Stand firm on 75-cent cigarette tax increase, health officials tell mayor
BY FRAN SPIELMAN City Hall Reporter November 21, 2013 12:44PM
Health Commissioner Dr. Bechara Choucair, left, and Dr. Javette Orgain of the American Academy of Family Physicians lobby for the mayor's cigarette tax increase Thursday. | Fran Spielman~Sun-Times
Updated: December 23, 2013 2:58PM
Public health officials on Thursday urged a reluctant City Council to raise Chicago’s cigarette tax by 75 cents a pack to persuade young people — the “most price-sensitive consumers ever” — to quit smoking or avoid taking up the deadly habit.
Mayor Rahm Emanuel has been under intense pressure from aldermen and his own staff to reduce the tax increase from 75 cents to 50 cents a pack.
In particular, the political concession would mean a lot to African-American aldermen who represent wards where the street-corner sale of loose cigarettes is already worse than it is for illegal drugs. It also would appease retailers, particularly those near the city limits, who fear losing ancillary sales that go along with cigarette purchases.
On Thursday, public health officials used the 38th anniversary of the American Cancer Society’s Great American Smokeout to counter all of those arguments — and urge the mayor and his City Council allies to hang tough at 75 cents a pack
“Each quarter drop equals fewer lives saved. Simple math,” said Mark Peysakhovich, senior director of government relations for the American Heart Association.
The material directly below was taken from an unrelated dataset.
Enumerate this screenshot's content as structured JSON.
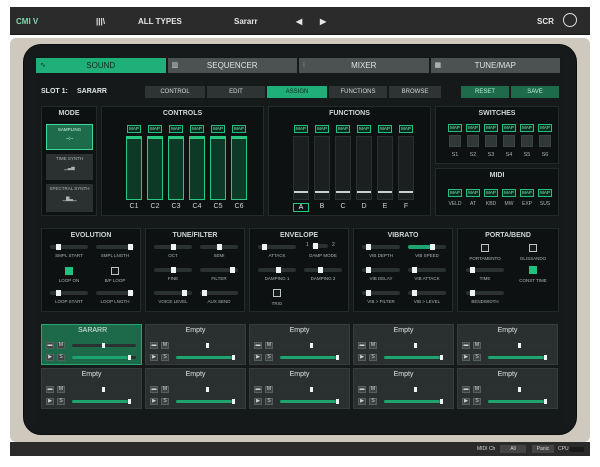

Dr. Bechara Choucair, the city’s health commissioner, noted that calls to the Illinois Tobacco Help Line skyrocketed — from 7,545 in 2012 to 19,206 in the first 10 months of this year — after the state and county each tacked $1 onto the cigarette tax.
“Out of every three callers, two are African Americans from Chicago. So we know that this works. That’s why we’re really leveraging that public policy” of raising taxes to prod people to quit smoking, Choucair said.
If the real concern is black-market sales of loose cigarettes, the answer is a “federal track-and-trace” program that “electronically follows” every pack of cigarettes — not a lower tax, said Janet Williams, co-chair of the Illinois Coalition Against Tobacco.
“You might have crimes of people bootlegging and robbing trucks of cigarettes. But if it’s a track-and-trace, they know where that chain was broken,” Williams said. “We know there [is] the sale of single cigarettes — and it’s not just happening in Chicago. . . . [But] by making it only a 50-cent increase or a 30-cent increase, it doesn’t get rid of that issue some aldermen are having.”
Williams sloughed off suggestions that convenience stores in particular will lose the $5 or more in additional sales tied to cigarette purchases.
“These stores can make it up with something much more healthy — something that’s still more needed. People don’t need tobacco. But they do need food and water,” she said.
According to the American Cancer Society, one of every three smokers under 26 will quit while another one dies of tobacco-related illness.
That prompted Peysakhovich to close with an ominous warning to aldermen reluctant to support the tax.
“Cigarettes kill a lot more people in this city than guns do. Each aldermen seems to be freaking out about guns,” he said.
“The real crime isn’t selling loosies on the corner,” Peysakhovich said. “The real crime is cheap, deadly product available in minority communities and killing lots more people than guns and bullets do.”
Earlier this week, Emanuel responded with an emphatic “no” when asked if he planned to reduce the 75-cents-a-pack increase aimed at raising $10 million to help balance his 2014 budget and bankroll expanded vision care for Chicago Public School students. The mayor called it a “health care feat” on par with his previous contributions to children’s health care.
Still, the lobbying continues to persuade Emanuel to compromise and accept a modified increase.